## [What the exercise asks]
Exactly how many lines in the entries contain "permission"? Give that number alone.

## [Data shown]
--- START ---

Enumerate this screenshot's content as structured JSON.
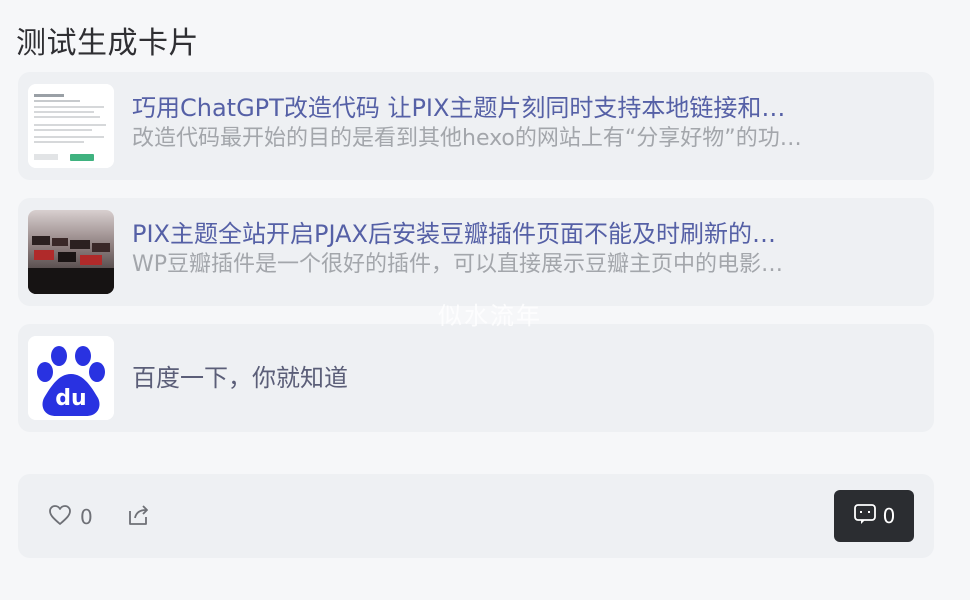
{
  "page": {
    "title": "测试生成卡片"
  },
  "cards": [
    {
      "title": "巧用ChatGPT改造代码 让PIX主题片刻同时支持本地链接和…",
      "description": "改造代码最开始的目的是看到其他hexo的网站上有“分享好物”的功…",
      "thumbnail": "article-screenshot"
    },
    {
      "title": "PIX主题全站开启PJAX后安装豆瓣插件页面不能及时刷新的…",
      "description": "WP豆瓣插件是一个很好的插件，可以直接展示豆瓣主页中的电影…",
      "thumbnail": "photo-thumbnail"
    },
    {
      "title": "百度一下，你就知道",
      "thumbnail": "baidu-logo",
      "logo_text": "du"
    }
  ],
  "watermark": "似水流年",
  "actions": {
    "like_count": "0",
    "comment_count": "0"
  },
  "colors": {
    "title": "#5560a6",
    "desc": "#a3a6ab",
    "baidu_blue": "#2932e1",
    "comment_bg": "#2b2d31"
  }
}
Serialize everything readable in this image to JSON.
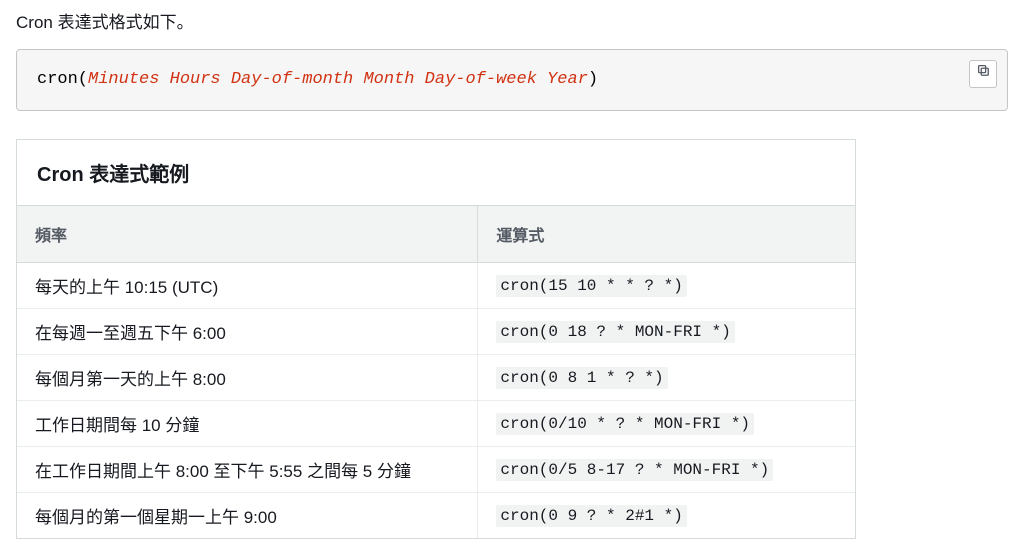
{
  "intro": "Cron 表達式格式如下。",
  "codeblock": {
    "prefix": "cron(",
    "replaceable": "Minutes Hours Day-of-month Month Day-of-week Year",
    "suffix": ")"
  },
  "copy_label": "Copy",
  "table": {
    "title": "Cron 表達式範例",
    "headers": {
      "frequency": "頻率",
      "expression": "運算式"
    },
    "rows": [
      {
        "frequency": "每天的上午 10:15 (UTC)",
        "expression": "cron(15 10 * * ? *)"
      },
      {
        "frequency": "在每週一至週五下午 6:00",
        "expression": "cron(0 18 ? * MON-FRI *)"
      },
      {
        "frequency": "每個月第一天的上午 8:00",
        "expression": "cron(0 8 1 * ? *)"
      },
      {
        "frequency": "工作日期間每 10 分鐘",
        "expression": "cron(0/10 * ? * MON-FRI *)"
      },
      {
        "frequency": "在工作日期間上午 8:00 至下午 5:55 之間每 5 分鐘",
        "expression": "cron(0/5 8-17 ? * MON-FRI *)"
      },
      {
        "frequency": "每個月的第一個星期一上午 9:00",
        "expression": "cron(0 9 ? * 2#1 *)"
      }
    ]
  }
}
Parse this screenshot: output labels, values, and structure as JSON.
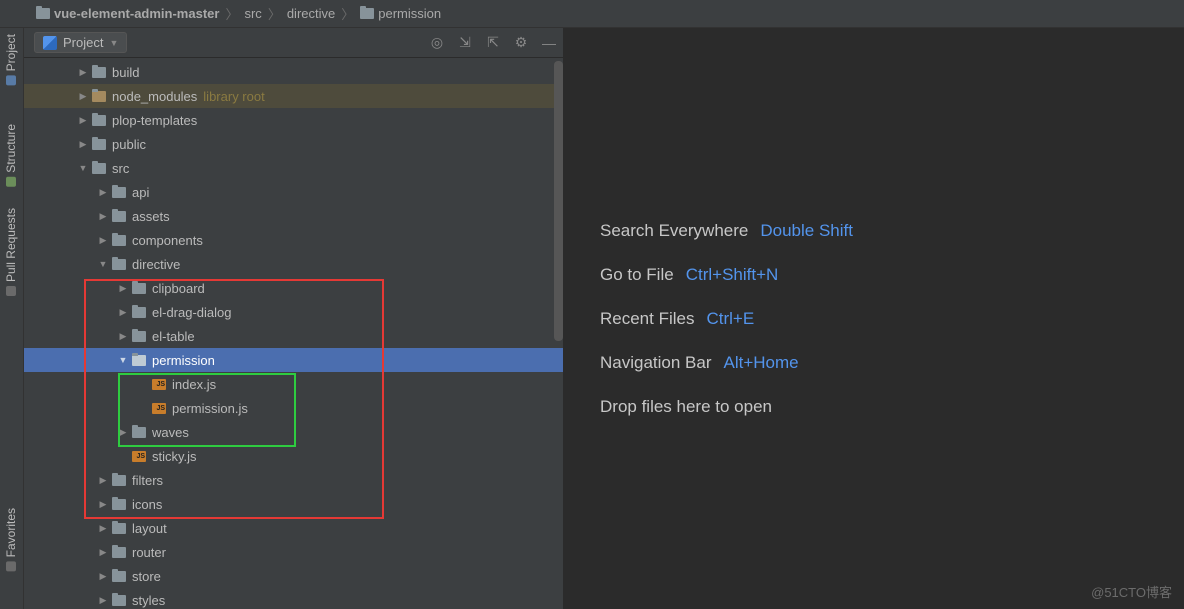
{
  "breadcrumb": {
    "root": "vue-element-admin-master",
    "p1": "src",
    "p2": "directive",
    "p3": "permission"
  },
  "edgeTabs": {
    "project": "Project",
    "structure": "Structure",
    "pull": "Pull Requests",
    "fav": "Favorites"
  },
  "sidebar": {
    "title": "Project"
  },
  "tree": {
    "build": "build",
    "node_modules": "node_modules",
    "node_modules_hint": "library root",
    "plop": "plop-templates",
    "public": "public",
    "src": "src",
    "api": "api",
    "assets": "assets",
    "components": "components",
    "directive": "directive",
    "clipboard": "clipboard",
    "eldrag": "el-drag-dialog",
    "eltable": "el-table",
    "permission": "permission",
    "indexjs": "index.js",
    "permjs": "permission.js",
    "waves": "waves",
    "sticky": "sticky.js",
    "filters": "filters",
    "icons": "icons",
    "layout": "layout",
    "router": "router",
    "store": "store",
    "styles": "styles"
  },
  "editor": {
    "search": "Search Everywhere",
    "search_key": "Double Shift",
    "goto": "Go to File",
    "goto_key": "Ctrl+Shift+N",
    "recent": "Recent Files",
    "recent_key": "Ctrl+E",
    "nav": "Navigation Bar",
    "nav_key": "Alt+Home",
    "drop": "Drop files here to open"
  },
  "watermark": "@51CTO博客"
}
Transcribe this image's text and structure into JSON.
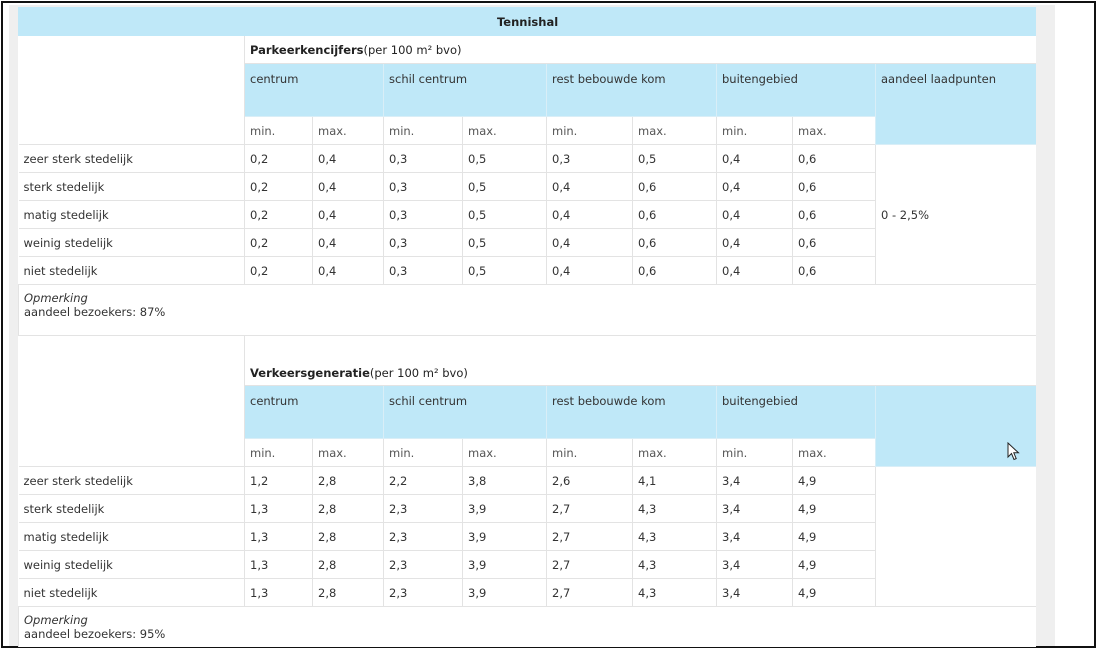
{
  "table_title": "Tennishal",
  "sections": [
    {
      "title_bold": "Parkeerkencijfers",
      "title_rest": "(per 100 m² bvo)",
      "zones": [
        "centrum",
        "schil centrum",
        "rest bebouwde kom",
        "buitengebied"
      ],
      "extra_header": "aandeel laadpunten",
      "minmax": [
        "min.",
        "max."
      ],
      "rows": [
        {
          "label": "zeer sterk stedelijk",
          "values": [
            "0,2",
            "0,4",
            "0,3",
            "0,5",
            "0,3",
            "0,5",
            "0,4",
            "0,6"
          ]
        },
        {
          "label": "sterk stedelijk",
          "values": [
            "0,2",
            "0,4",
            "0,3",
            "0,5",
            "0,4",
            "0,6",
            "0,4",
            "0,6"
          ]
        },
        {
          "label": "matig stedelijk",
          "values": [
            "0,2",
            "0,4",
            "0,3",
            "0,5",
            "0,4",
            "0,6",
            "0,4",
            "0,6"
          ]
        },
        {
          "label": "weinig stedelijk",
          "values": [
            "0,2",
            "0,4",
            "0,3",
            "0,5",
            "0,4",
            "0,6",
            "0,4",
            "0,6"
          ]
        },
        {
          "label": "niet stedelijk",
          "values": [
            "0,2",
            "0,4",
            "0,3",
            "0,5",
            "0,4",
            "0,6",
            "0,4",
            "0,6"
          ]
        }
      ],
      "extra_value": "0 - 2,5%",
      "note_label": "Opmerking",
      "note_text": "aandeel bezoekers: 87%"
    },
    {
      "title_bold": "Verkeersgeneratie",
      "title_rest": "(per 100 m² bvo)",
      "zones": [
        "centrum",
        "schil centrum",
        "rest bebouwde kom",
        "buitengebied"
      ],
      "extra_header": "",
      "minmax": [
        "min.",
        "max."
      ],
      "rows": [
        {
          "label": "zeer sterk stedelijk",
          "values": [
            "1,2",
            "2,8",
            "2,2",
            "3,8",
            "2,6",
            "4,1",
            "3,4",
            "4,9"
          ]
        },
        {
          "label": "sterk stedelijk",
          "values": [
            "1,3",
            "2,8",
            "2,3",
            "3,9",
            "2,7",
            "4,3",
            "3,4",
            "4,9"
          ]
        },
        {
          "label": "matig stedelijk",
          "values": [
            "1,3",
            "2,8",
            "2,3",
            "3,9",
            "2,7",
            "4,3",
            "3,4",
            "4,9"
          ]
        },
        {
          "label": "weinig stedelijk",
          "values": [
            "1,3",
            "2,8",
            "2,3",
            "3,9",
            "2,7",
            "4,3",
            "3,4",
            "4,9"
          ]
        },
        {
          "label": "niet stedelijk",
          "values": [
            "1,3",
            "2,8",
            "2,3",
            "3,9",
            "2,7",
            "4,3",
            "3,4",
            "4,9"
          ]
        }
      ],
      "note_label": "Opmerking",
      "note_text": "aandeel bezoekers: 95%"
    }
  ],
  "colors": {
    "header_bg": "#bfe8f8",
    "frame": "#111111",
    "page_bg": "#efefef"
  },
  "icons": {
    "cursor": "mouse-pointer-icon"
  }
}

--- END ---

## [Your response]
3